• Agrarian Change: What changes in broad agrarian structures are emerging? Are land deals motivated by new forms of agrarian capitalism or repeats of the past? What is the nature and extent of rural social differentiation – in terms of class, gender, generation and ethnicity – following changes in land use and land property relations as well as organizations of production and exchange? What are the emerging trends around dynamics of power, elites and corruption; land as a source of patronage? How can we make sense of the politics of land deals in different contexts? What are the dynamics of international politics of land grabs in the broader context of energy, mining, forestry and conservation; and the role of big capital and powerful interests?
• Finance: How are land deal contracts developed between foreign and local companies and national states and financiers? Who finances these deals? What is the role of sovereign funds, hedge funds, pension funds and other financial instrument? Who is involved? How does the money flow? How and to what extent has (trans)national finance speculation played a role in land deals in the context of the convergence of food, fuels, climate and finance crises?
• Green Grabbing: What environmental rationales are being deployed to appropriate land and nature? How does nature conservation, carbon sequestration, ecosystem service valuation intersect with land grabbing? What are the intersections between land deals and climate change mitigations strategies such as REDD+ and biofuels?
• The role of BRICS/China, other East Asian countries and middle income countries (MICs): What is the role of BRICS/China in the emerging patterns of investments in agriculture in the region? What is the extent and character of its investments in agriculture in the region, and what are the motivations inside China for such regional investments? What are the emerging land use and agrarian change inside China? To what extent are the rising MICs (middle income countries, e.g. Thailand) within the region involved in recent large-scale land investments? Where are the East Asian countries (Japan, Taiwan, South Korea) in all these new agrarian dynamics?
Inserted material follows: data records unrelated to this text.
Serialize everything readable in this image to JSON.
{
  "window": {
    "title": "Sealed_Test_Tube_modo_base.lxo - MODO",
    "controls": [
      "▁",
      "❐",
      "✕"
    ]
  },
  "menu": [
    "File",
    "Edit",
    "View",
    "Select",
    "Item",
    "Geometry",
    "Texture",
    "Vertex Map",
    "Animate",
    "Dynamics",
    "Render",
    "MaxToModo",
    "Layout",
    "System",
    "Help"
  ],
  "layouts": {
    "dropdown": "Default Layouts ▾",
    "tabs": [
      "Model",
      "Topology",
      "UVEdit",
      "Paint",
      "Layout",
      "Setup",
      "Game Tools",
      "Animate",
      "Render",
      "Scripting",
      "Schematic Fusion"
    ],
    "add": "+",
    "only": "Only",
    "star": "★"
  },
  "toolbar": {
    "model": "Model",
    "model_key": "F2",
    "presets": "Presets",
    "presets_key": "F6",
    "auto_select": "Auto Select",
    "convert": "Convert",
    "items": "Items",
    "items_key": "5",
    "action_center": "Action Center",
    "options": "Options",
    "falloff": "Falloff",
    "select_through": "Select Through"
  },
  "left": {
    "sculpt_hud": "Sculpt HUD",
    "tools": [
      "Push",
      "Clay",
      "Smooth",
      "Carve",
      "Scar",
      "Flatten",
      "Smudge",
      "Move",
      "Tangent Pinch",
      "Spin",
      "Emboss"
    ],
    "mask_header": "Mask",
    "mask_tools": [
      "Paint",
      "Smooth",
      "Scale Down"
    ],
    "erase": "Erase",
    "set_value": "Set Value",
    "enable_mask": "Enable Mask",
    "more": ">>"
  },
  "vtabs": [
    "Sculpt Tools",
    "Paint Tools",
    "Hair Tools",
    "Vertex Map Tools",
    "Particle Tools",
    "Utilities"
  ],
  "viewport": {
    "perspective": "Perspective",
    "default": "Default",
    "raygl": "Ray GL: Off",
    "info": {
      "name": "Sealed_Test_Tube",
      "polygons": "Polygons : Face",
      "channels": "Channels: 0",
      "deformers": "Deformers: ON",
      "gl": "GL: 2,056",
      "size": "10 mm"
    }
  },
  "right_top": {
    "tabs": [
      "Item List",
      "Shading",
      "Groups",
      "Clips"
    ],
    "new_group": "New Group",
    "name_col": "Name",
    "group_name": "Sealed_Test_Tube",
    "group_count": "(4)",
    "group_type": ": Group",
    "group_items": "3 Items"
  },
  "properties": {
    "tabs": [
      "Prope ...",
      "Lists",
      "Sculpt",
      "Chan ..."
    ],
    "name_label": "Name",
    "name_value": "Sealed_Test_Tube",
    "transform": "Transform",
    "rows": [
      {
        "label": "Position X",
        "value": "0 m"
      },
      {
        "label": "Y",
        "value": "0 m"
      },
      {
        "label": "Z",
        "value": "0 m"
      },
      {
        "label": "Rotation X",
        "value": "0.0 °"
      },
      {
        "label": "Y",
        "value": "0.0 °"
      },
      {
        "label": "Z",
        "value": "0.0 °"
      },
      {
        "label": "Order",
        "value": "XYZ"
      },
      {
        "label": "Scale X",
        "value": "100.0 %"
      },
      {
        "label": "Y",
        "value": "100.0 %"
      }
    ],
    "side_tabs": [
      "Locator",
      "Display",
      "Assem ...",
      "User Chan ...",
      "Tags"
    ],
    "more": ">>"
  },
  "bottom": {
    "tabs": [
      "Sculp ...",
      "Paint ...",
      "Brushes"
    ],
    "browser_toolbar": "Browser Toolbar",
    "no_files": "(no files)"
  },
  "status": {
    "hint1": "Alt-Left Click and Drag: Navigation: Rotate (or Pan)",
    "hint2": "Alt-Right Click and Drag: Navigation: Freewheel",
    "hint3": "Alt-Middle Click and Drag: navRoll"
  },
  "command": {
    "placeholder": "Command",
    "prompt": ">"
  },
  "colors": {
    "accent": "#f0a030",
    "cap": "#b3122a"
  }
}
• Resistance and Alternatives: What is the range of reactions from local communities to these investments? To what extent have agrarian political struggles been provoked by the new land investment dynamics? What are the issues that unite or divide the rural poor, organized movements, and rural communities around the issue of land deals? What are some of the relevant emerging alternatives from key actors? Are some of the traditional policies such as land reform, and some of the more recent alternative visions such as ‘food sovereignty’ relevant and useful in protecting and promoting the interest of the rural poor in the midst of these (trans)national commercial land deals?
• International Policy Actors: Have global land policies of different overseas development agencies (eg World Bank, ADB, FAO, EU) contributed to facilitating/encouraging or blocking/discouraging land deals? What are the limitations of ‘code of conduct’, certification, regulation, FAO’s Tenure Guidelines, FPIC, information dissemination, and capacity-building strategies?
The organizers invite papers that offer rigorous and innovative analysis of this list of issues. Papers based on recent, original field research are especially welcomed. We also encourage comparative studies. Doctoral students and younger researchers, particularly from within the region, are especially encouraged to participate.